The Final Payment option means waiting in all likelihood several more years until the end of civil rehabilitation, while remaining disputes run their course. The final payout rate will depend on actual assets and liabilities remaining at that point. If the trustee wins the majority of disputes or additional assets are recovered, this can lead to a higher payout than 21%.

However, if the trustee loses ongoing disputes or costs are greater than anticipated, the payout can drop below 21%. In extreme cases (such as CoinLab winning its lawsuit), the trustee could be forced to liquidate more coins.


Priority PaymentJPY
Small Sum PaymentJPY
Final Payment%
Additional Payment %
Fiat claimsJPY
📈 Current market value in
Live rates from Blockchain.com, ratesapi.io

If you opt to receive BTC/BCH the trustee will credit your account at a designated exchange. Otherwise the trustee will liquidate the coins on your behalf and add the proceeds to your fiat payment.

These estimated payouts depend heavily on the many assumptions used by this calculator; play around with them below to get a feel for the possible spread.

Tweak calculator assumptions?

CoinLab receives:

Other disputed claims:

Additional BTC/BCH recoveries:

Additional fiat recoveries:

If necessary, the trustee liquidates:

Liquidation market price:  JPY/BTC  and  JPY/BCH

Early Payment claim volume: 30%(excluding CoinLab)

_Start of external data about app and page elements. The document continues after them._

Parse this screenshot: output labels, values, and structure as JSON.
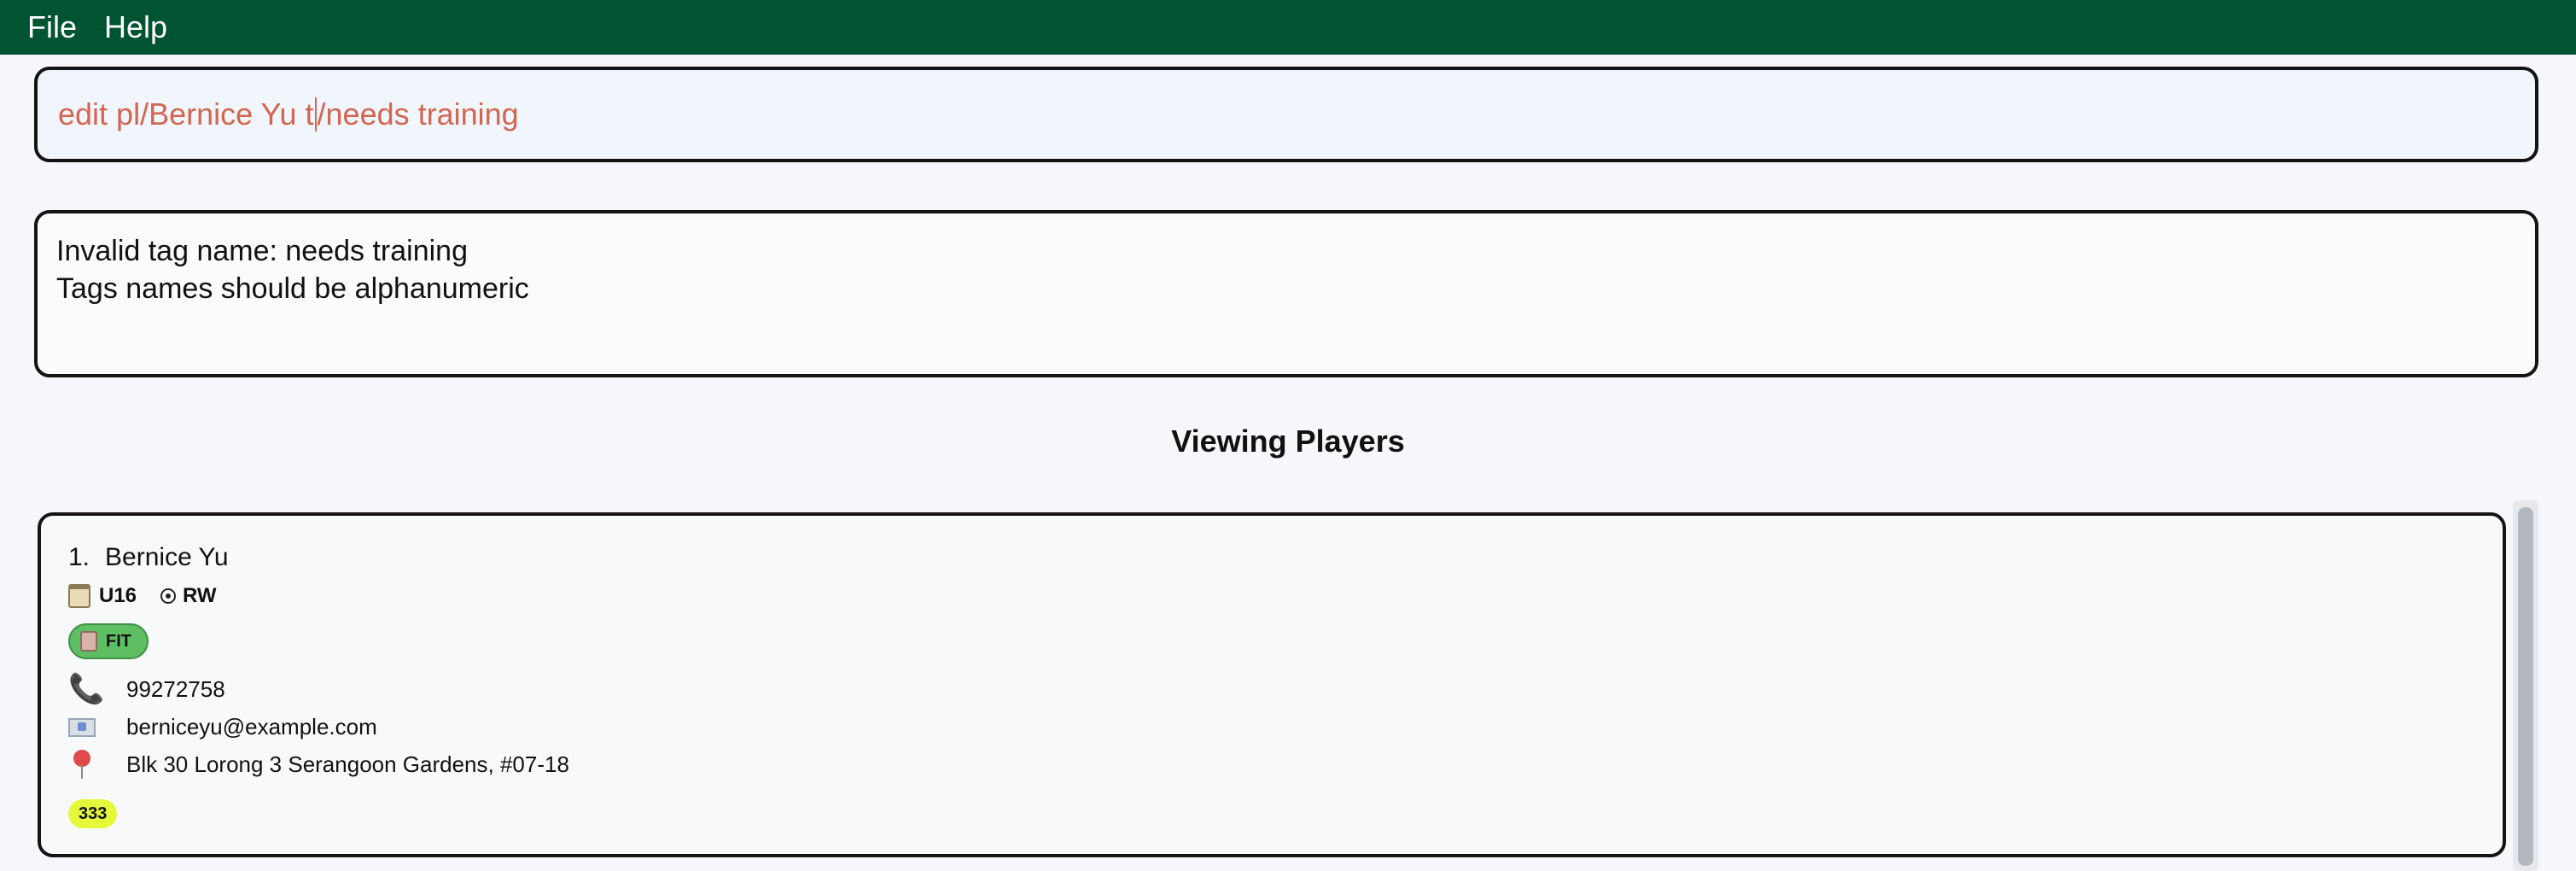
{
  "menu": {
    "file_label": "File",
    "help_label": "Help"
  },
  "command": {
    "text_before_caret": "edit pl/Bernice Yu t",
    "text_after_caret": "/needs training"
  },
  "result": {
    "line1": "Invalid tag name: needs training",
    "line2": "Tags names should be alphanumeric"
  },
  "list": {
    "title": "Viewing Players",
    "players": [
      {
        "index": "1.",
        "name": "Bernice Yu",
        "age_group": "U16",
        "position": "RW",
        "status": "FIT",
        "phone": "99272758",
        "email": "berniceyu@example.com",
        "address": "Blk 30 Lorong 3 Serangoon Gardens, #07-18",
        "tag": "333"
      }
    ]
  },
  "colors": {
    "menubar": "#005431",
    "command_text": "#d26650",
    "fit_badge": "#5dbf62",
    "tag_badge": "#e6f83a"
  },
  "icons": {
    "age_group": "calendar-icon",
    "position": "soccer-ball-icon",
    "status": "fitness-icon",
    "phone": "phone-icon",
    "email": "email-icon",
    "address": "location-pin-icon"
  }
}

Tweak assets
Tweak rehabilitation claims
Principal JPY JPY
BK delay damages JPY JPY
CR delay damages JPY JPY
Tweak predicted costs
Priority Payments JPY
CoinLab JPY
Small Sum Payments Fiat JPY
Crypto JPY
Remaining trustee costs JPY
View payout calculations
Post-base payment assetsBTCJPY
Post-base payment liabilitiesBTCJPY
Preliminary final payment rate%
Assets neededBTCJPY
Acquired JPYJPY
Final payment assetsBTCJPY
Final payment rate%
BTC claims
BCH claims
Fiat claims
Total payment amountsEarly Lump-Sum PaymentJPY
Risk CompensationJPY
Final PaymentJPY
Second Final Payment AJPY
Second Final Payment BJPY